If he is elected, these calls for and commitments to reform could set a promising tone for reform during his tenure.

Further, according to the Financial Times, there is a private understanding between France and Britain that they will unite in advocating for a more transparent process to fill the next vacancy.

Comparison of Statements by Candidates for IMF Managing Director

 

Issue Discussed in Interviews

Josef Tošovský

Dominique Strauss-Kahn

IMF Budget

 

Both argue for the need for a new income model (how the IMF is funded and how it generates income). They both agree that the Crockett Report (a study on sustainable long-term financing of the IMF) is a useful possible alternative.

 

Both expressed commitment to making changes to the income model through consensus.

IMF Relationship with Developing Countries

Decision-making must be inclusive and a new formula is needed that represents facts on the ground and gives each country a voice

Most developing countries question the legitimacy of the fund.  It is one of the main issues the Fund faces.

Relations between IMF and World Bank

 

Work of the Fund and the Bank must be complementary, as the Fund is focused on the short and medium term, and the Bank is focused on the long term.

Fund should work closely with other partners, especially the World Bank.

Quota Reform

 

The resolution passed on quota reform in Singapore in 2006 was just one part of a larger process that must now be completed.  It only initiated the reform plan.

Advocates a double majority system - which requires two separate majorities, one based on one-country one-vote and the second on economically weighted quotas.

Both believe that quota reform should be just a small part of a bigger process to ensure legitimacy.

Spillovers (spread of economic policies between countries)

The IMF is well positioned to play a role in dealing with negative spillovers of national policies.

The IMF can provide independent analysis of spillovers, and when countries are reluctant to cede control of economic policies, the IMF may be able to use analysis and persuasion to convince them.

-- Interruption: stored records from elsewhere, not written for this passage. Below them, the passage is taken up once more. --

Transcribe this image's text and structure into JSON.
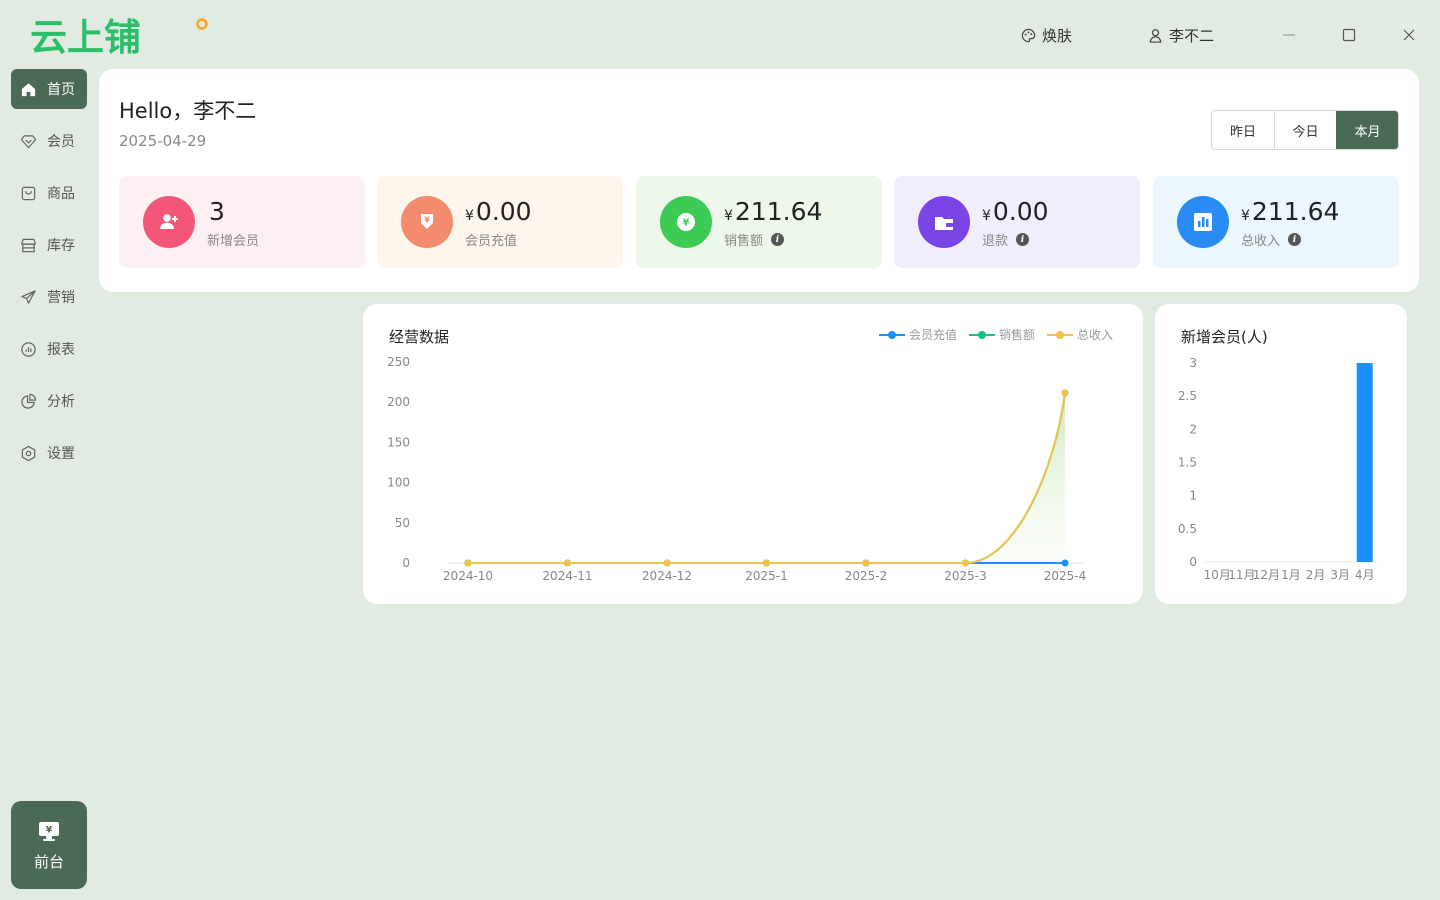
{
  "app": {
    "logo_text": "云上铺"
  },
  "topbar": {
    "skin_label": "焕肤",
    "user_name": "李不二"
  },
  "sidebar": {
    "items": [
      {
        "label": "首页",
        "icon": "home-icon",
        "active": true
      },
      {
        "label": "会员",
        "icon": "diamond-icon",
        "active": false
      },
      {
        "label": "商品",
        "icon": "bag-icon",
        "active": false
      },
      {
        "label": "库存",
        "icon": "store-icon",
        "active": false
      },
      {
        "label": "营销",
        "icon": "send-icon",
        "active": false
      },
      {
        "label": "报表",
        "icon": "report-icon",
        "active": false
      },
      {
        "label": "分析",
        "icon": "pie-icon",
        "active": false
      },
      {
        "label": "设置",
        "icon": "settings-icon",
        "active": false
      }
    ],
    "frontdesk_label": "前台"
  },
  "welcome": {
    "greeting": "Hello，李不二",
    "date": "2025-04-29",
    "periods": [
      "昨日",
      "今日",
      "本月"
    ],
    "active_period": "本月"
  },
  "stats": [
    {
      "value": "3",
      "currency": "",
      "label": "新增会员",
      "info": false,
      "bg": "#fdf0f2",
      "color": "#f2577a",
      "icon": "user-add-icon"
    },
    {
      "value": "0.00",
      "currency": "¥",
      "label": "会员充值",
      "info": false,
      "bg": "#fef6ec",
      "color": "#f48a6e",
      "icon": "recharge-icon"
    },
    {
      "value": "211.64",
      "currency": "¥",
      "label": "销售额",
      "info": true,
      "bg": "#eef8ea",
      "color": "#3ccc55",
      "icon": "coin-icon"
    },
    {
      "value": "0.00",
      "currency": "¥",
      "label": "退款",
      "info": true,
      "bg": "#f0eefc",
      "color": "#7a44e6",
      "icon": "wallet-icon"
    },
    {
      "value": "211.64",
      "currency": "¥",
      "label": "总收入",
      "info": true,
      "bg": "#ecf6fd",
      "color": "#2a8cf2",
      "icon": "bar-chart-icon"
    }
  ],
  "chart_data": [
    {
      "type": "line",
      "title": "经营数据",
      "x": [
        "2024-10",
        "2024-11",
        "2024-12",
        "2025-1",
        "2025-2",
        "2025-3",
        "2025-4"
      ],
      "ylim": [
        0,
        250
      ],
      "yticks": [
        0,
        50,
        100,
        150,
        200,
        250
      ],
      "grid": false,
      "legend": "top-right",
      "series": [
        {
          "name": "会员充值",
          "color": "#1890ff",
          "values": [
            0,
            0,
            0,
            0,
            0,
            0,
            0
          ]
        },
        {
          "name": "销售额",
          "color": "#13c28d",
          "values": [
            0,
            0,
            0,
            0,
            0,
            0,
            211.64
          ]
        },
        {
          "name": "总收入",
          "color": "#f2c346",
          "values": [
            0,
            0,
            0,
            0,
            0,
            0,
            211.64
          ]
        }
      ]
    },
    {
      "type": "bar",
      "title": "新增会员(人)",
      "categories": [
        "10月",
        "11月",
        "12月",
        "1月",
        "2月",
        "3月",
        "4月"
      ],
      "values": [
        0,
        0,
        0,
        0,
        0,
        0,
        3
      ],
      "ylim": [
        0,
        3
      ],
      "yticks": [
        0,
        0.5,
        1,
        1.5,
        2,
        2.5,
        3
      ],
      "color": "#1890ff",
      "grid": false
    }
  ]
}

Surveillance (oversight and monitoring of economic and financial policies, attempts to identify weaknesses before they affect systems)

 

Surveillance takes place on two levels, national and international/multilateral.

 

The foundation of the IMF's surveillance system is a 1977 agreement on the scope of surveillance regarding exchange rates. It stipulates that states will not manipulate their exchange rates for gain or to avoid payments. This agreement has not been updated in keeping with the financial changes of the past 30 years, such as those relating to private capital and foreign direct investment.

 

This year the Fund revised the 1977 agreement to say that countries cannot manipulate their exchange rates to cause external instability, regardless of the purpose.

 

China views this as an extension of U.S. power for renminbi revaluation. Other developing countries are concerned about the expansion of the scope of the Fund's surveillance.

Cautions against making "robust" decisions; there is a need for multilateral surveillance

Need to put more emphasis on multilateral surveillance

Both agree with this year's revision of the 1977 agreement.